Hilary Barnes

Director, Nursing DNP Program

I am a health services researcher and nationally-recognized expert on the nurse practitioner workforce. My work examines the role of the nurse practitioner to improve care delivery and outcomes within the contexts of an evolving healthcare system and policy reform. I am also interested in role transition for the novice nurse practitioner and finding ways to support new nurse practitioners as they enter clinical practice.

I direct the DNP Program and teach in the DNP and PhD programs. I am passionate about mentoring students to explore their interests as the develop their own clinical and research scholarship.

I have expertise in secondary data analysis using large data sets, primary data collection, advanced statistical methods, and instrument development. I have published and presented my research widely for nursing and interdisciplinary audiences. I completed an NINR T32 post-doctoral research fellowship in the Center for Health Outcomes and Policy Research at the University of Pennsylvania School of Nursing.

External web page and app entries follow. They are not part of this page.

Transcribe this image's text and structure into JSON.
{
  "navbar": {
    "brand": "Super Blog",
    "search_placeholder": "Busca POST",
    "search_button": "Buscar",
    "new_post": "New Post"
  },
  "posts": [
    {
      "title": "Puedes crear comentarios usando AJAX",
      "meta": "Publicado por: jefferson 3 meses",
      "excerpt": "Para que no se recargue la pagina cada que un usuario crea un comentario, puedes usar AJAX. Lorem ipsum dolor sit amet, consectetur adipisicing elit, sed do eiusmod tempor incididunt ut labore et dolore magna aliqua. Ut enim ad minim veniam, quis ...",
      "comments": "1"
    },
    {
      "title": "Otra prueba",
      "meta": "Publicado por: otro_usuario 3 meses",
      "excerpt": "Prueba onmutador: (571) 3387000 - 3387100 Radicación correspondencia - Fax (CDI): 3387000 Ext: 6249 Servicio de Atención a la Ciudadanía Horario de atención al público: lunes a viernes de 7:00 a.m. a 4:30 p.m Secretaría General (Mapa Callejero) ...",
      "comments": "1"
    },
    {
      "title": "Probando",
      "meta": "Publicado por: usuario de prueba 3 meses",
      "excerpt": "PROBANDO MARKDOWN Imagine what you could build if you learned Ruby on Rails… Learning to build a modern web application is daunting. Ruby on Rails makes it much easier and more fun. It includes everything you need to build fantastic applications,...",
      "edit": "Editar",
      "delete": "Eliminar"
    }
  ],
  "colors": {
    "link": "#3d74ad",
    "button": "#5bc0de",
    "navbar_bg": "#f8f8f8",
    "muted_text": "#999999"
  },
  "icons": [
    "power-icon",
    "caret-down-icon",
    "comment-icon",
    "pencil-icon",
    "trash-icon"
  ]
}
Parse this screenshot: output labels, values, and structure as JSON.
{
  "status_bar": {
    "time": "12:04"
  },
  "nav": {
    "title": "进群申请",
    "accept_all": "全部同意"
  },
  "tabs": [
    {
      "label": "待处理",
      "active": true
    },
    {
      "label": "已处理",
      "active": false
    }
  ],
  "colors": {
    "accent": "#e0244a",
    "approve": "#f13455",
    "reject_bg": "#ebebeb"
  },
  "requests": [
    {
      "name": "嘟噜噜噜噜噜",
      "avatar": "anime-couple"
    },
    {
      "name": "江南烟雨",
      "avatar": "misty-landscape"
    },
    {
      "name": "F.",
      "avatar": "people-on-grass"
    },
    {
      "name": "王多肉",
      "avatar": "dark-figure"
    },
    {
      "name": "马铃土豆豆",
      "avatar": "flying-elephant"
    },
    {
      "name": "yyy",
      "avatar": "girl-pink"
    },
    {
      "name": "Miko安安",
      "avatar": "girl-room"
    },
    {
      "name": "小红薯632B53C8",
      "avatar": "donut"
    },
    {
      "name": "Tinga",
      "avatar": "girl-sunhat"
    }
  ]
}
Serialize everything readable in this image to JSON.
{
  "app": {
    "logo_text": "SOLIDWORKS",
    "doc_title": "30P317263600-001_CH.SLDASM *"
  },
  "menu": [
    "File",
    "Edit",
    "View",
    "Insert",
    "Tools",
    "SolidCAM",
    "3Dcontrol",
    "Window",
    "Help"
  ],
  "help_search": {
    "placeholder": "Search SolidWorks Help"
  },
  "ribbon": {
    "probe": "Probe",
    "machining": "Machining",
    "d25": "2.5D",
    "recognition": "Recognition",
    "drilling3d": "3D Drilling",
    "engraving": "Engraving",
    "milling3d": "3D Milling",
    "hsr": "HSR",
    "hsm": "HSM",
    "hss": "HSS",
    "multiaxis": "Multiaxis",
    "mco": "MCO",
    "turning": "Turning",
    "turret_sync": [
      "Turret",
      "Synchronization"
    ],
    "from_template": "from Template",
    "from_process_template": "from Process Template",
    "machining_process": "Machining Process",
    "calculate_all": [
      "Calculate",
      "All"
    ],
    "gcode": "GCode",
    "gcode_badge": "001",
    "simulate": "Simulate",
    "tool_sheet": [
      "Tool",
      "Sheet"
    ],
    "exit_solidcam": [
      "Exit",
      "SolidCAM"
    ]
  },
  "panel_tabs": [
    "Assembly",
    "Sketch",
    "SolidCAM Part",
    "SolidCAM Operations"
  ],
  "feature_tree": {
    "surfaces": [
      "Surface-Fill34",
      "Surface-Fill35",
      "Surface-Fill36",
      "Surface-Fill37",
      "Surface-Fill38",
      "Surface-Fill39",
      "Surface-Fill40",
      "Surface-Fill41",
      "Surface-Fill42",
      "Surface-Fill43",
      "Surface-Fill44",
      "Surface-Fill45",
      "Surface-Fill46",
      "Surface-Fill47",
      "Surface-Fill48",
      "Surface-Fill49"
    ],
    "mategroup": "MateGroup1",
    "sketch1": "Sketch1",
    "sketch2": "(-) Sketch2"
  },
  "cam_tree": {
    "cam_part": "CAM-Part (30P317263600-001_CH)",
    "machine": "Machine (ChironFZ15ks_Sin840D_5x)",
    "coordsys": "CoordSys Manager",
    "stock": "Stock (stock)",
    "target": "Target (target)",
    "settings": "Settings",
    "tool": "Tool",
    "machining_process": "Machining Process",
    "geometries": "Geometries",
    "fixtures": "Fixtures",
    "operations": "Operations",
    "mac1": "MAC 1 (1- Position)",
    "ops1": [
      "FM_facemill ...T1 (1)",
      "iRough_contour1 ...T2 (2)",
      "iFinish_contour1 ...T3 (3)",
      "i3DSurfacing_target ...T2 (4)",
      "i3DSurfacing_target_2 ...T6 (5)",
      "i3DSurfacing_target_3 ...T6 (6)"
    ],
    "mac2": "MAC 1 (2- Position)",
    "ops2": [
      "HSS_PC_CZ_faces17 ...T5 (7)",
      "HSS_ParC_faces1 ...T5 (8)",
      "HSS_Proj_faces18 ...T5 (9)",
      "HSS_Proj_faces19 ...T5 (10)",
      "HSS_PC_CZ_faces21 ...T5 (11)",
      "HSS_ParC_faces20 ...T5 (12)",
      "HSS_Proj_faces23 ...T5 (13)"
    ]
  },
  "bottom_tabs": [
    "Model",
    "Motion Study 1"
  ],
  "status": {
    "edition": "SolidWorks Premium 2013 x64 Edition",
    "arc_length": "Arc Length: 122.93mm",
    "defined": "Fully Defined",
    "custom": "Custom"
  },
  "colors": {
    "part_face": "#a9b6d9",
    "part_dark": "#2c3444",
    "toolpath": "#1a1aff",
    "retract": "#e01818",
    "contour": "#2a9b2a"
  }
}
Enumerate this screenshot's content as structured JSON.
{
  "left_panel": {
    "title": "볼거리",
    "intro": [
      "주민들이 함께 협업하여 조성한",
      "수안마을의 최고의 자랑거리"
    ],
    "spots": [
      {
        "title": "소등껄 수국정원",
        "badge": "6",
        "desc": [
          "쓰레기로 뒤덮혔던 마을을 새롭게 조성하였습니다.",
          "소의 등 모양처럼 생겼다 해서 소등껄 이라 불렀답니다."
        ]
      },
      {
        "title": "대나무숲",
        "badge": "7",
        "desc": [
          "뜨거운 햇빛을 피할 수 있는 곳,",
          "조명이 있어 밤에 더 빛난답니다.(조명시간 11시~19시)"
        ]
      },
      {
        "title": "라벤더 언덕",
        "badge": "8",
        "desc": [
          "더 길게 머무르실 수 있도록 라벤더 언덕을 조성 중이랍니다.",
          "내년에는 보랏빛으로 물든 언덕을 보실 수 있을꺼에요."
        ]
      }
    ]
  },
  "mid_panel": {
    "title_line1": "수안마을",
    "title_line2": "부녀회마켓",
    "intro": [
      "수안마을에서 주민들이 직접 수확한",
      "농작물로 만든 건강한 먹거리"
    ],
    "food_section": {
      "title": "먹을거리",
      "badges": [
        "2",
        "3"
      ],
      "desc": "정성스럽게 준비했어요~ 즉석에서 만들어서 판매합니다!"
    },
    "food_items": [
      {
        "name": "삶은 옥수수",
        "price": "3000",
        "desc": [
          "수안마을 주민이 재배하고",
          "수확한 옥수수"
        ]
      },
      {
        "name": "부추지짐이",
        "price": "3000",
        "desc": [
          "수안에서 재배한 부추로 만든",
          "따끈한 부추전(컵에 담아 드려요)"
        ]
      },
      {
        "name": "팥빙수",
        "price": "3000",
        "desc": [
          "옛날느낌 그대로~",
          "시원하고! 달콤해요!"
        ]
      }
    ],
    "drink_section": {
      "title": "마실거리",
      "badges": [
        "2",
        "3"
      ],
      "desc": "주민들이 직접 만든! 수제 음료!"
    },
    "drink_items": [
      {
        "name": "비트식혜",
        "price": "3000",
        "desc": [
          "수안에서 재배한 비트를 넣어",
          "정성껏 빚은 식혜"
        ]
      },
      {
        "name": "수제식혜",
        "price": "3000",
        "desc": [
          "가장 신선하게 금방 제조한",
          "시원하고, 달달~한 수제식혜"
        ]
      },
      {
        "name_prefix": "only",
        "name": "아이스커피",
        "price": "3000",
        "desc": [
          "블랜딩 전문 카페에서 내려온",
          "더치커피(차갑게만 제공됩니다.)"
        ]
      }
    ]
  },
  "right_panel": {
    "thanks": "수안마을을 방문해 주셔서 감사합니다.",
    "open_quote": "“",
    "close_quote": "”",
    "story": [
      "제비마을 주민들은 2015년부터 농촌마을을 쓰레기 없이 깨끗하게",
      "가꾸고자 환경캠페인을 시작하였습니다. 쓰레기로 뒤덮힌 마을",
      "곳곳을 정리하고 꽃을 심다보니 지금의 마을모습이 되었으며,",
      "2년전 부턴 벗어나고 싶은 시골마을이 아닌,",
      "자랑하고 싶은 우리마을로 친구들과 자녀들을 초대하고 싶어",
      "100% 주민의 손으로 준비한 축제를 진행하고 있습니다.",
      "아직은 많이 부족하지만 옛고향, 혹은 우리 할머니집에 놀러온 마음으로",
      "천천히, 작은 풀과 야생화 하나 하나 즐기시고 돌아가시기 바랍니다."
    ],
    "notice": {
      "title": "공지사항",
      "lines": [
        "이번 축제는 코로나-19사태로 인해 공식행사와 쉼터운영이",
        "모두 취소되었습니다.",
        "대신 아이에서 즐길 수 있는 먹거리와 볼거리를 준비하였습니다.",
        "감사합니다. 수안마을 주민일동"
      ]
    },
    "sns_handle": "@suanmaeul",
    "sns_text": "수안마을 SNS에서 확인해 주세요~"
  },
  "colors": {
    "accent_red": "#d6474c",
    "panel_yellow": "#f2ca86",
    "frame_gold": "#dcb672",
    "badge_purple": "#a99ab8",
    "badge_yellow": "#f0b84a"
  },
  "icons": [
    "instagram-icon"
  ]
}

Jawanza R. Bundy

My research focuses on mentoring and parental involvement in the college-going process of African American students pursuing nursing education. Specifically it focuses on how these strategies facilitate the recruitment and retention of minority students in nursing education programs. In addition my research interest includes reducing health care disparities and inequalities by diversifying the nursing workforce and improving healthcare outcomes among this population.

Mary C. Francis

Mary C. Francis

Director, Acute Care (AGACNP) Program

My research interest is gun violence and how the experience has been perceived by the individual. It is important to understand the initial perception of the experience and the ongoing impact of the event.

Jihane Hajj

My research interest is in the area of radiation vasculopathy. We recently completed our retrospective research study on head and neck cancer patients who received radiation therapy to the head and neck. After analyzing our medical records, the majority of patients were at high risk of cardiovascular events. More information on this work: "Carotid Intima-Media Thickness Measurement Promises to Improve Cardiovascular Risk Evaluation in Head and Neck Cancer Patients." Our future plan in this field to explore biomarkers of atherosclerosis in setting of radiation therapy among head and neck cancer patients.

Meg Hall

My research interests are critical care nursing, including novice nurses in critical settings, and death and dying in the intensive or critical care units.